The above image comes from a CNRS press release about the “double personality” of inhibitor neurons. Oh, and yes, the press release is in French. Sorry ’bout that. CNRS maintains an English site as well, but it lags several weeks behind the French site (shocking, I know).
Basically, researchers have discovered a chemical basis for the function of inhibitor neurons—neurons that seem to play a role in disorders such as paralysis and epilepsy. According to the new findings, the firing of a neuron (“stop” and “go,” as it’s described in the figure above) depends on the concentration of chloride ions, which is in turn controlled by proteins in the surface of the neuron.
To my eye, the visualization (presumably of actual data) communicates its message quite clearly. First off, it capitalizes on existing color associations with “stop” (red) and “go” (green), but it also does a nice job of highlighting specific regions of the neuron (n.b. “stop or go” and “stop or go”). A lot of information in a small space. The little diagram on the upper left is far too small for me to make out, but I’m guessing that it contains information that I would find interesting were I able to read it.
The red-green color scheme also seems to correlate with the use of bioluminescent tags in various samples. The book Aglow in the Dark: The Revolutionary Science of Biofluorescence taught me a wee bit about this field. Fascinating stuff.
Researchers at the University of Michigan Medical School and Japan’s University of Tsukuba have announced the ability to tag hematopoietic stem cells (HSCs) in living bone marrow—which means they managed to make the gene for green fluorescent protein (GFP) express itself only in HSCs and not in the surrounding cells.

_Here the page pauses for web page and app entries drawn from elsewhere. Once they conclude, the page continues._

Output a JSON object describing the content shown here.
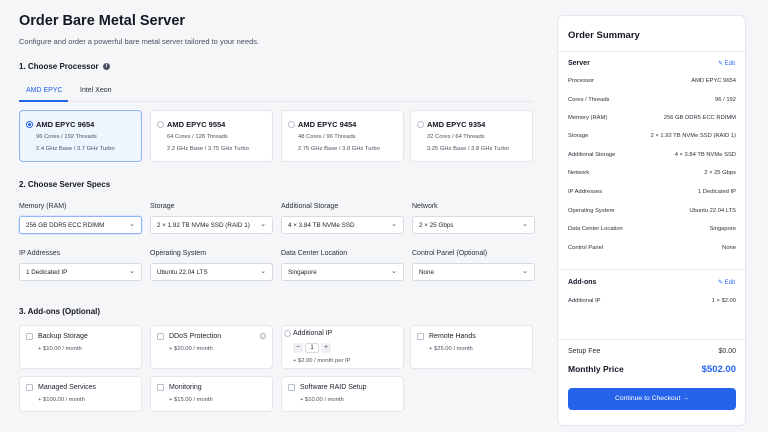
{
  "page": {
    "title": "Order Bare Metal Server",
    "subtitle": "Configure and order a powerful bare metal server tailored to your needs."
  },
  "sections": {
    "processor": "1. Choose Processor",
    "specs": "2. Choose Server Specs",
    "addons": "3. Add-ons (Optional)"
  },
  "tabs": [
    {
      "label": "AMD EPYC",
      "active": true
    },
    {
      "label": "Intel Xeon",
      "active": false
    }
  ],
  "processors": [
    {
      "name": "AMD EPYC 9654",
      "cores": "96 Cores / 192 Threads",
      "ghz": "2.4 GHz Base / 3.7 GHz Turbo",
      "selected": true
    },
    {
      "name": "AMD EPYC 9554",
      "cores": "64 Cores / 128 Threads",
      "ghz": "2.2 GHz Base / 3.75 GHz Turbo",
      "selected": false
    },
    {
      "name": "AMD EPYC 9454",
      "cores": "48 Cores / 96 Threads",
      "ghz": "2.75 GHz Base / 3.8 GHz Turbo",
      "selected": false
    },
    {
      "name": "AMD EPYC 9354",
      "cores": "32 Cores / 64 Threads",
      "ghz": "3.25 GHz Base / 3.8 GHz Turbo",
      "selected": false
    }
  ],
  "specs": [
    {
      "label": "Memory (RAM)",
      "value": "256 GB DDR5 ECC RDIMM"
    },
    {
      "label": "Storage",
      "value": "2 × 1.92 TB NVMe SSD (RAID 1)"
    },
    {
      "label": "Additional Storage",
      "value": "4 × 3.84 TB NVMe SSD"
    },
    {
      "label": "Network",
      "value": "2 × 25 Gbps"
    },
    {
      "label": "IP Addresses",
      "value": "1 Dedicated IP"
    },
    {
      "label": "Operating System",
      "value": "Ubuntu 22.04 LTS"
    },
    {
      "label": "Data Center Location",
      "value": "Singapore"
    },
    {
      "label": "Control Panel (Optional)",
      "value": "None"
    }
  ],
  "addons": [
    {
      "name": "Backup Storage",
      "price": "+ $10.00 / month"
    },
    {
      "name": "DDoS Protection",
      "price": "+ $20.00 / month"
    },
    {
      "name": "Additional IP",
      "price": "+ $2.00 / month per IP",
      "quantity": "1"
    },
    {
      "name": "Remote Hands",
      "price": "+ $25.00 / month"
    },
    {
      "name": "Managed Services",
      "price": "+ $100.00 / month"
    },
    {
      "name": "Monitoring",
      "price": "+ $15.00 / month"
    },
    {
      "name": "Software RAID Setup",
      "price": "+ $10.00 / month"
    }
  ],
  "summary": {
    "title": "Order Summary",
    "server_heading": "Server",
    "edit_label": "Edit",
    "rows": [
      {
        "k": "Processor",
        "v": "AMD EPYC 9654"
      },
      {
        "k": "Cores / Threads",
        "v": "96 / 192"
      },
      {
        "k": "Memory (RAM)",
        "v": "256 GB DDR5 ECC RDIMM"
      },
      {
        "k": "Storage",
        "v": "2 × 1.92 TB NVMe SSD (RAID 1)"
      },
      {
        "k": "Additional Storage",
        "v": "4 × 3.84 TB NVMe SSD"
      },
      {
        "k": "Network",
        "v": "2 × 25 Gbps"
      },
      {
        "k": "IP Addresses",
        "v": "1 Dedicated IP"
      },
      {
        "k": "Operating System",
        "v": "Ubuntu 22.04 LTS"
      },
      {
        "k": "Data Center Location",
        "v": "Singapore"
      },
      {
        "k": "Control Panel",
        "v": "None"
      }
    ],
    "addons_heading": "Add-ons",
    "addon_rows": [
      {
        "k": "Additional IP",
        "v": "1 × $2.00"
      }
    ],
    "setup_fee_label": "Setup Fee",
    "setup_fee": "$0.00",
    "monthly_label": "Monthly Price",
    "monthly_price": "$502.00",
    "checkout_label": "Continue to Checkout →"
  },
  "colors": {
    "accent": "#2563eb",
    "background": "#f5f6f8"
  }
}
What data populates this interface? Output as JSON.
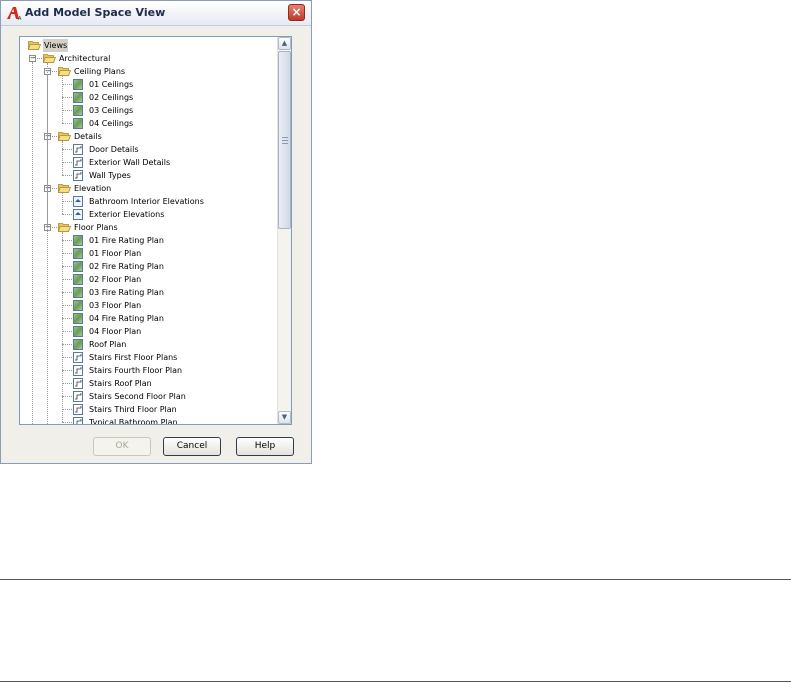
{
  "dialog": {
    "title": "Add Model Space View",
    "close_label": "×",
    "buttons": {
      "ok": "OK",
      "cancel": "Cancel",
      "help": "Help"
    }
  },
  "tree": [
    {
      "label": "Views",
      "level": 0,
      "icon": "folder-open-icon",
      "expander": "",
      "selected": true
    },
    {
      "label": "Architectural",
      "level": 1,
      "icon": "folder-open-icon",
      "expander": "−"
    },
    {
      "label": "Ceiling Plans",
      "level": 2,
      "icon": "folder-open-icon",
      "expander": "−"
    },
    {
      "label": "01 Ceilings",
      "level": 3,
      "icon": "plan-view-icon"
    },
    {
      "label": "02 Ceilings",
      "level": 3,
      "icon": "plan-view-icon"
    },
    {
      "label": "03 Ceilings",
      "level": 3,
      "icon": "plan-view-icon"
    },
    {
      "label": "04 Ceilings",
      "level": 3,
      "icon": "plan-view-icon"
    },
    {
      "label": "Details",
      "level": 2,
      "icon": "folder-open-icon",
      "expander": "−"
    },
    {
      "label": "Door Details",
      "level": 3,
      "icon": "detail-view-icon"
    },
    {
      "label": "Exterior Wall Details",
      "level": 3,
      "icon": "detail-view-icon"
    },
    {
      "label": "Wall Types",
      "level": 3,
      "icon": "detail-view-icon"
    },
    {
      "label": "Elevation",
      "level": 2,
      "icon": "folder-open-icon",
      "expander": "−"
    },
    {
      "label": "Bathroom Interior Elevations",
      "level": 3,
      "icon": "elevation-view-icon"
    },
    {
      "label": "Exterior Elevations",
      "level": 3,
      "icon": "elevation-view-icon"
    },
    {
      "label": "Floor Plans",
      "level": 2,
      "icon": "folder-open-icon",
      "expander": "−"
    },
    {
      "label": "01 Fire Rating Plan",
      "level": 3,
      "icon": "plan-view-icon"
    },
    {
      "label": "01 Floor Plan",
      "level": 3,
      "icon": "plan-view-icon"
    },
    {
      "label": "02 Fire Rating Plan",
      "level": 3,
      "icon": "plan-view-icon"
    },
    {
      "label": "02 Floor Plan",
      "level": 3,
      "icon": "plan-view-icon"
    },
    {
      "label": "03 Fire Rating Plan",
      "level": 3,
      "icon": "plan-view-icon"
    },
    {
      "label": "03 Floor Plan",
      "level": 3,
      "icon": "plan-view-icon"
    },
    {
      "label": "04 Fire Rating Plan",
      "level": 3,
      "icon": "plan-view-icon"
    },
    {
      "label": "04 Floor Plan",
      "level": 3,
      "icon": "plan-view-icon"
    },
    {
      "label": "Roof Plan",
      "level": 3,
      "icon": "plan-view-icon"
    },
    {
      "label": "Stairs First Floor Plans",
      "level": 3,
      "icon": "detail-view-icon"
    },
    {
      "label": "Stairs Fourth Floor Plan",
      "level": 3,
      "icon": "detail-view-icon"
    },
    {
      "label": "Stairs Roof Plan",
      "level": 3,
      "icon": "detail-view-icon"
    },
    {
      "label": "Stairs Second Floor Plan",
      "level": 3,
      "icon": "detail-view-icon"
    },
    {
      "label": "Stairs Third Floor Plan",
      "level": 3,
      "icon": "detail-view-icon"
    },
    {
      "label": "Typical Bathroom Plan",
      "level": 3,
      "icon": "detail-view-icon"
    }
  ],
  "scrollbar": {
    "up": "▲",
    "down": "▼"
  },
  "colors": {
    "selection": "#d4d0c8",
    "folder": "#f2d57a",
    "close": "#c0392b"
  }
}
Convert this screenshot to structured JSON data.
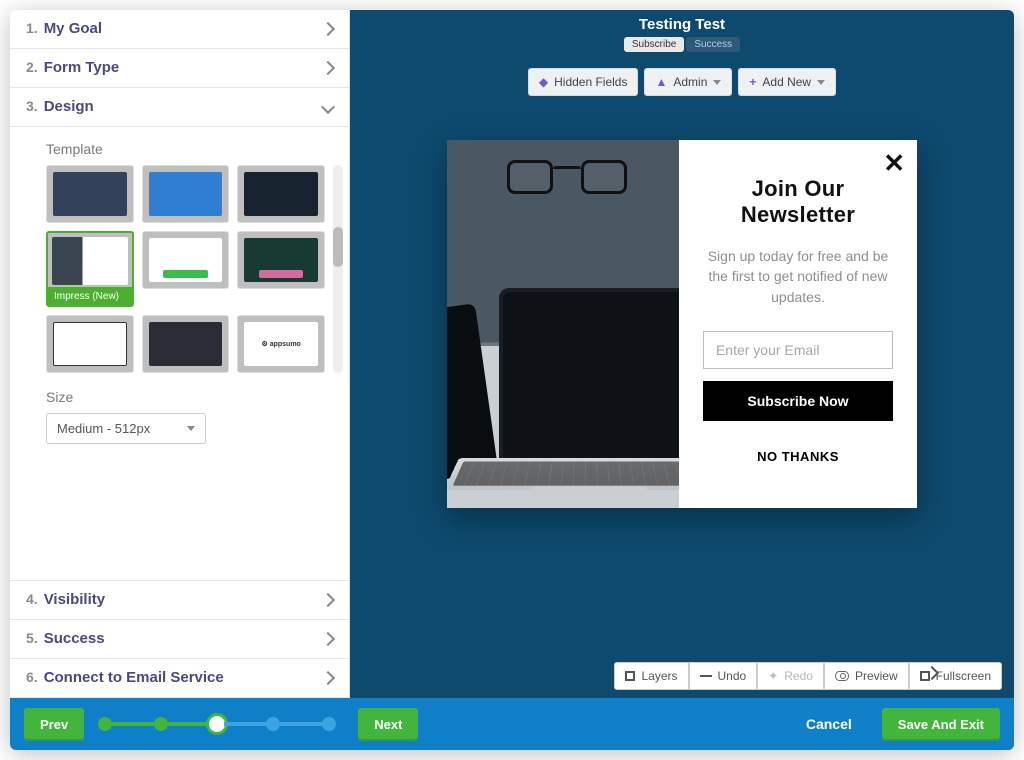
{
  "sidebar": {
    "items": [
      {
        "num": "1.",
        "label": "My Goal"
      },
      {
        "num": "2.",
        "label": "Form Type"
      },
      {
        "num": "3.",
        "label": "Design"
      },
      {
        "num": "4.",
        "label": "Visibility"
      },
      {
        "num": "5.",
        "label": "Success"
      },
      {
        "num": "6.",
        "label": "Connect to Email Service"
      }
    ],
    "template_label": "Template",
    "selected_template_badge": "Impress (New)",
    "size_label": "Size",
    "size_value": "Medium - 512px"
  },
  "canvas": {
    "title": "Testing Test",
    "tab_subscribe": "Subscribe",
    "tab_success": "Success",
    "toolbar": {
      "hidden_fields": "Hidden Fields",
      "admin": "Admin",
      "add_new": "Add New"
    },
    "popup": {
      "title": "Join Our Newsletter",
      "subtitle": "Sign up today for free and be the first to get notified of new updates.",
      "email_placeholder": "Enter your Email",
      "subscribe_btn": "Subscribe Now",
      "no_thanks": "NO THANKS"
    },
    "bottom": {
      "layers": "Layers",
      "undo": "Undo",
      "redo": "Redo",
      "preview": "Preview",
      "fullscreen": "Fullscreen"
    }
  },
  "footer": {
    "prev": "Prev",
    "next": "Next",
    "cancel": "Cancel",
    "save": "Save And Exit"
  }
}
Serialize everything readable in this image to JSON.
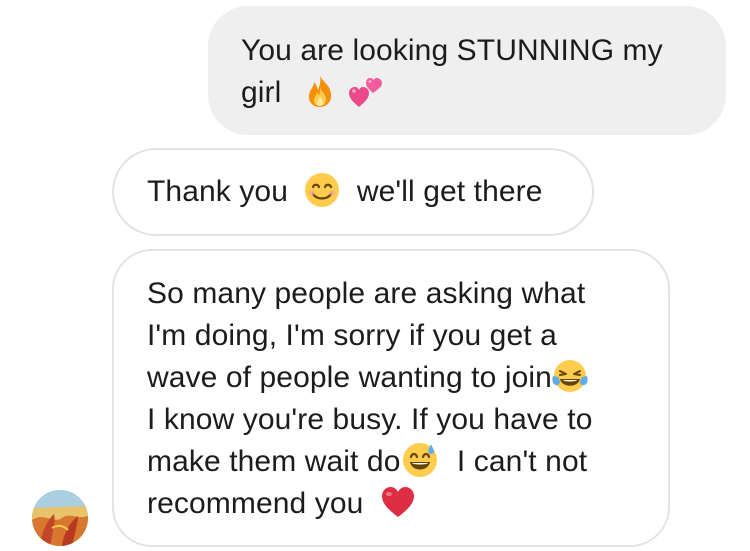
{
  "conversation": {
    "sent_message": {
      "line1": "You are looking STUNNING my",
      "line2_text": "girl",
      "line2_emojis": [
        "fire-emoji",
        "two-hearts-emoji"
      ]
    },
    "received_message_1": {
      "text_before": "Thank you",
      "emoji": "smiling-face-emoji",
      "text_after": "we'll get there"
    },
    "received_message_2": {
      "line1": "So many people are asking what",
      "line2": "I'm doing, I'm sorry if you get a",
      "line3": "wave of people wanting to join",
      "line3_emoji": "tears-of-joy-emoji",
      "line4": "I know you're busy. If you have to",
      "line5_before": "make them wait do",
      "line5_emoji": "grinning-sweat-emoji",
      "line5_after": " I can't not",
      "line6": "recommend you",
      "line6_emoji": "red-heart-emoji"
    }
  },
  "colors": {
    "sent_bubble_bg": "#efefef",
    "received_bubble_border": "#e3e3e3",
    "text": "#1c1c1e"
  }
}
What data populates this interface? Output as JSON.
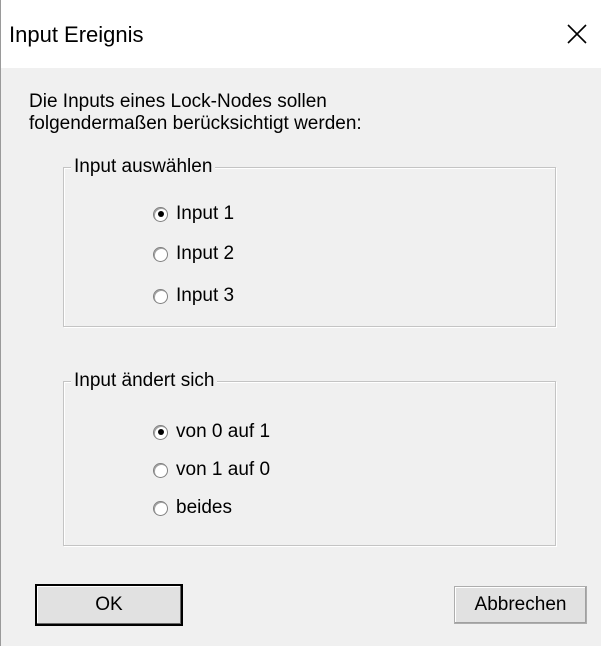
{
  "dialog": {
    "title": "Input Ereignis",
    "description_line1": "Die Inputs eines Lock-Nodes sollen",
    "description_line2": "folgendermaßen berücksichtigt werden:"
  },
  "group_input": {
    "legend": "Input auswählen",
    "selected": "Input 1",
    "options": [
      {
        "label": "Input 1",
        "checked": true
      },
      {
        "label": "Input 2",
        "checked": false
      },
      {
        "label": "Input 3",
        "checked": false
      }
    ]
  },
  "group_change": {
    "legend": "Input ändert sich",
    "selected": "von 0 auf 1",
    "options": [
      {
        "label": "von 0 auf 1",
        "checked": true
      },
      {
        "label": "von 1 auf 0",
        "checked": false
      },
      {
        "label": "beides",
        "checked": false
      }
    ]
  },
  "buttons": {
    "ok_label": "OK",
    "cancel_label": "Abbrechen"
  },
  "icons": {
    "close": "close-icon",
    "radio": "radio-button-icon"
  }
}
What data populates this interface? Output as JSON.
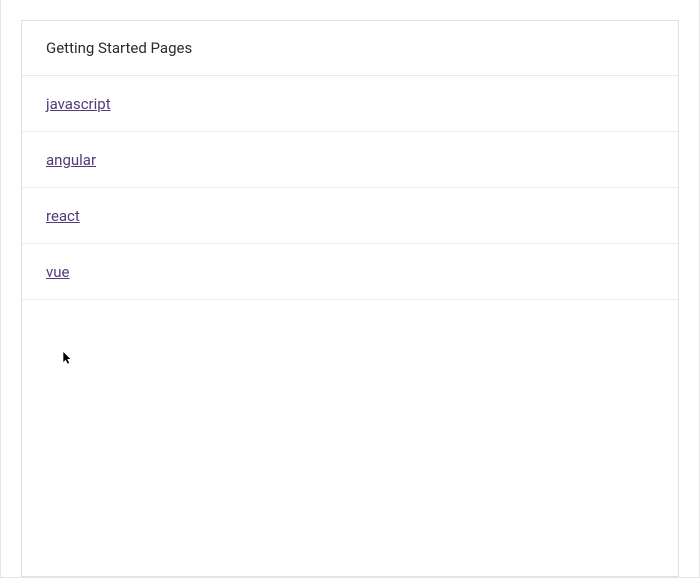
{
  "panel": {
    "title": "Getting Started Pages",
    "items": [
      {
        "label": "javascript"
      },
      {
        "label": "angular"
      },
      {
        "label": "react"
      },
      {
        "label": "vue"
      }
    ]
  }
}
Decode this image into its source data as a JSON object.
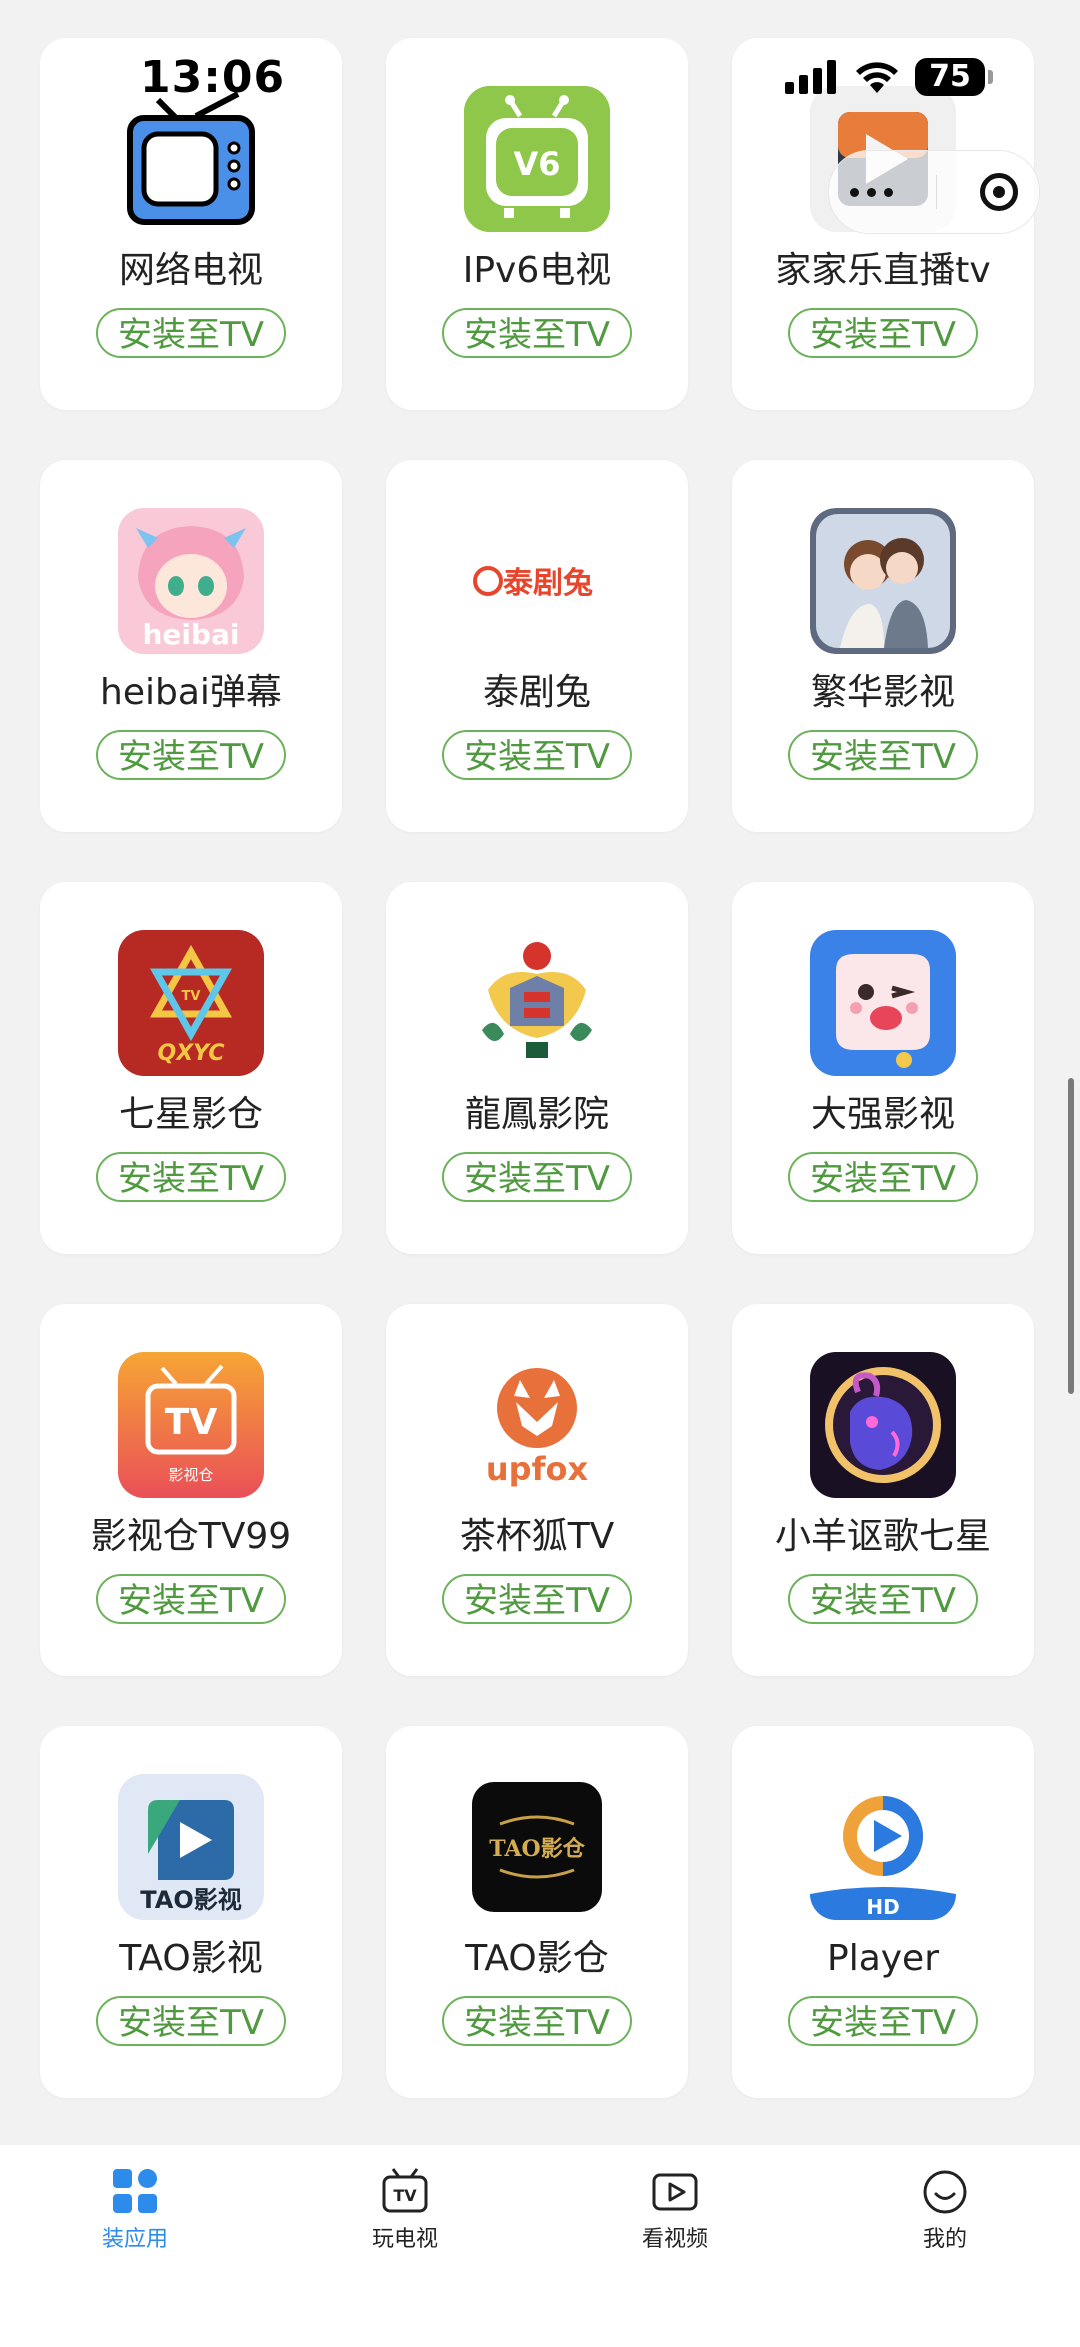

The glowing green blob in the image above represents a stem cell, all on its lonesome, in the midst of mouse bone (as opposed to mouse brains).
HSCs are the little folks responsible for forming blood cells and supporting the immune system, and they don’t survive too long outside of bone marrow, so it’s important to track their behavior where they’re most at home. The press release also links to a time-lapse QuickTime of the luminescent stem cell, although I should warn you that not much happens. The important thing to note is that the stem cell seems rather lonely; instead of hanging out with a bunch of pals, it (like the cheese) stands alone.
The technique of tagging cells with the gene for bioluminescence hasn’t been around too terribly long, but it provides a remarkably straightforward way of visualizing what’s happening at the cellular (or even sub-cellular) level. The image above gets the message across quite clearly.
Coincidentally, I recently picked up an impressive (and well-illustrated) tome that describes the development of bioluminescent tagging for use in research. Aglow in the Dark: The Revolutionary Science of Biofluorescence is written by two insiders in the field, who give an intimate introduction to the history of the topic, while providing truly enlightening (sorry) background to the scientific and technical challenges. Quite a fascinating little book.